**The task**
Work through the records that follow and return each line containing the word "text".

**Record extracts**
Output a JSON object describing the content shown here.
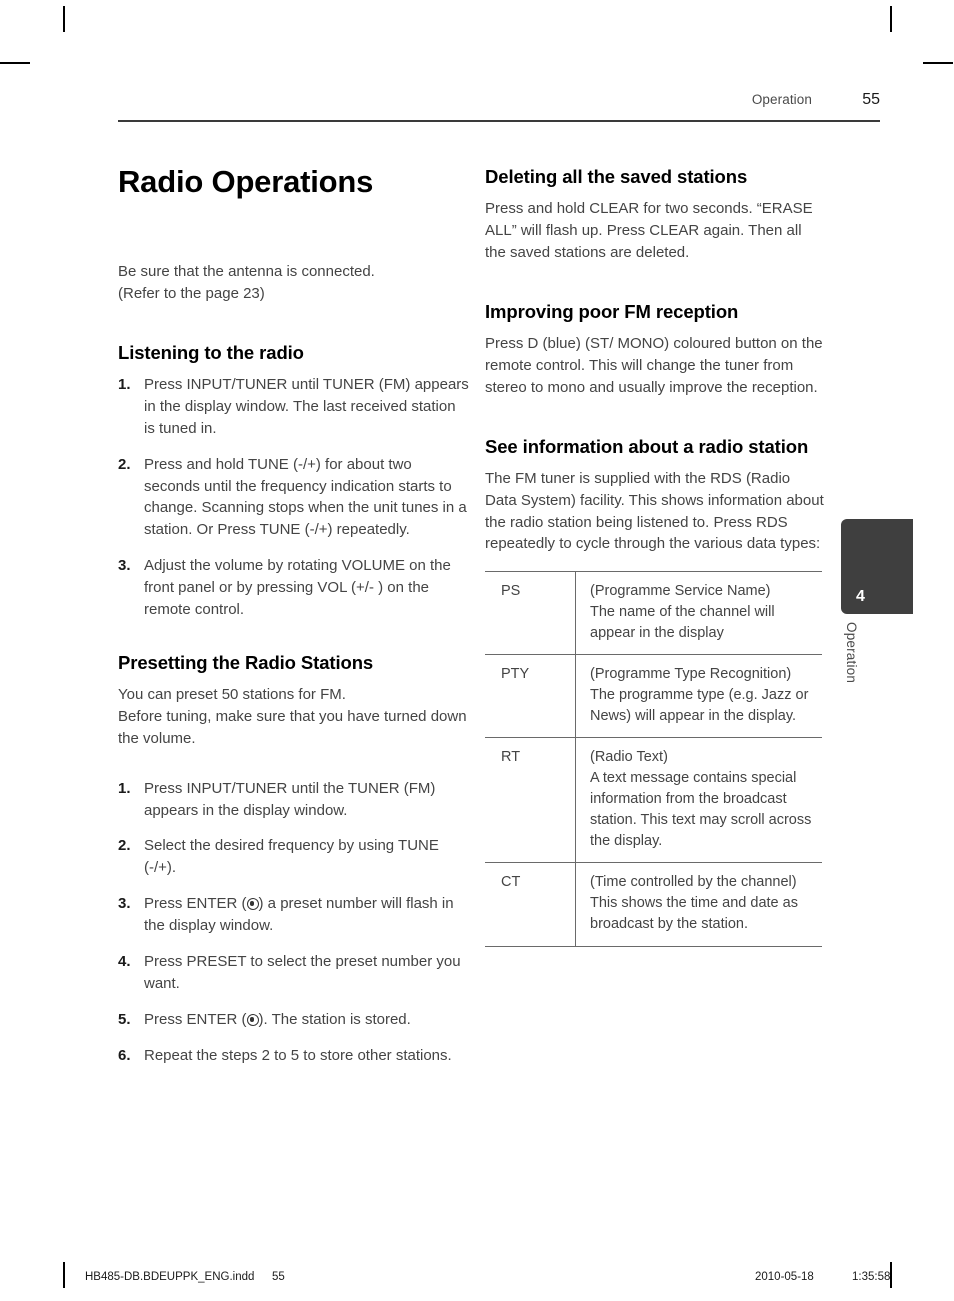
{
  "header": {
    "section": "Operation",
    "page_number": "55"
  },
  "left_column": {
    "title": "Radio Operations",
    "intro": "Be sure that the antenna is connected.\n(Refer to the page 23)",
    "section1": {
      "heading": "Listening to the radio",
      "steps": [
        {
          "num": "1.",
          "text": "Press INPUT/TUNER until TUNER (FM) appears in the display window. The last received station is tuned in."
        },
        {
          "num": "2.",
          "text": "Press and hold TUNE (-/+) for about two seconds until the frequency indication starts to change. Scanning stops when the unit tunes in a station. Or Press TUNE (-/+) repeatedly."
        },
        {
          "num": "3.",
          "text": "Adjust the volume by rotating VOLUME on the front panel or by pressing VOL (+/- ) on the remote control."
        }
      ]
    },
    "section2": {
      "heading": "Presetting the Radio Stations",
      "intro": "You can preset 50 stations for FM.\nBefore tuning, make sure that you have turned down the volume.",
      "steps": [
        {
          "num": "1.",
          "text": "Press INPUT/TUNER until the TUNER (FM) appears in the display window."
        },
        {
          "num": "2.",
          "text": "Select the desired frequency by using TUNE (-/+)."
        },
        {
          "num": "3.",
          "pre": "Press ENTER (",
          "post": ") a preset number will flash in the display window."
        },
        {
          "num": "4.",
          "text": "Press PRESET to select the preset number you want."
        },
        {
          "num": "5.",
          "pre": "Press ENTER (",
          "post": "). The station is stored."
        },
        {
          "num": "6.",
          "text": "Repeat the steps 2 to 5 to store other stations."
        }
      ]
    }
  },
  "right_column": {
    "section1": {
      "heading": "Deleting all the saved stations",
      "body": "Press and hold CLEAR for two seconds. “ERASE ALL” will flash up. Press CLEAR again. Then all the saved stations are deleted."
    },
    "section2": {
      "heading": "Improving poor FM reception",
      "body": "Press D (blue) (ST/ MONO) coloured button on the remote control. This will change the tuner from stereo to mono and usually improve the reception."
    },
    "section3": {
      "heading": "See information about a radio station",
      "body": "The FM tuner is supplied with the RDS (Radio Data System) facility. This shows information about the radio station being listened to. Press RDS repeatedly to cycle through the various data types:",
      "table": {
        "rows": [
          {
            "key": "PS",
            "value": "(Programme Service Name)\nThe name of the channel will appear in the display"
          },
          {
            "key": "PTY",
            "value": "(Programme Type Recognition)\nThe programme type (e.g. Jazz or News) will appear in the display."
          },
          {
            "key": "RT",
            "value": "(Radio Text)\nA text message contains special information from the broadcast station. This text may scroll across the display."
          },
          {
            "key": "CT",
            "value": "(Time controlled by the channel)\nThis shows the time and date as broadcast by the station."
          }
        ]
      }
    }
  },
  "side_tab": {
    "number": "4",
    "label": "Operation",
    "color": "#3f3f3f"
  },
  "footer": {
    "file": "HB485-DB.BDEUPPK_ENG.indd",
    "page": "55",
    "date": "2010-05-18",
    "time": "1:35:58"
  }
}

**Answer space**
          "text": "Press INPUT/TUNER until TUNER (FM) appears in the display window. The last received station is tuned in."
          "text": "Press and hold TUNE (-/+) for about two seconds until the frequency indication starts to change. Scanning stops when the unit tunes in a station. Or Press TUNE (-/+) repeatedly."
          "text": "Adjust the volume by rotating VOLUME on the front panel or by pressing VOL (+/- ) on the remote control."
          "text": "Press INPUT/TUNER until the TUNER (FM) appears in the display window."
          "text": "Select the desired frequency by using TUNE (-/+)."
          "text": "Press PRESET to select the preset number you want."
          "text": "Repeat the steps 2 to 5 to store other stations."
            "value": "(Radio Text)\nA text message contains special information from the broadcast station. This text may scroll across the display."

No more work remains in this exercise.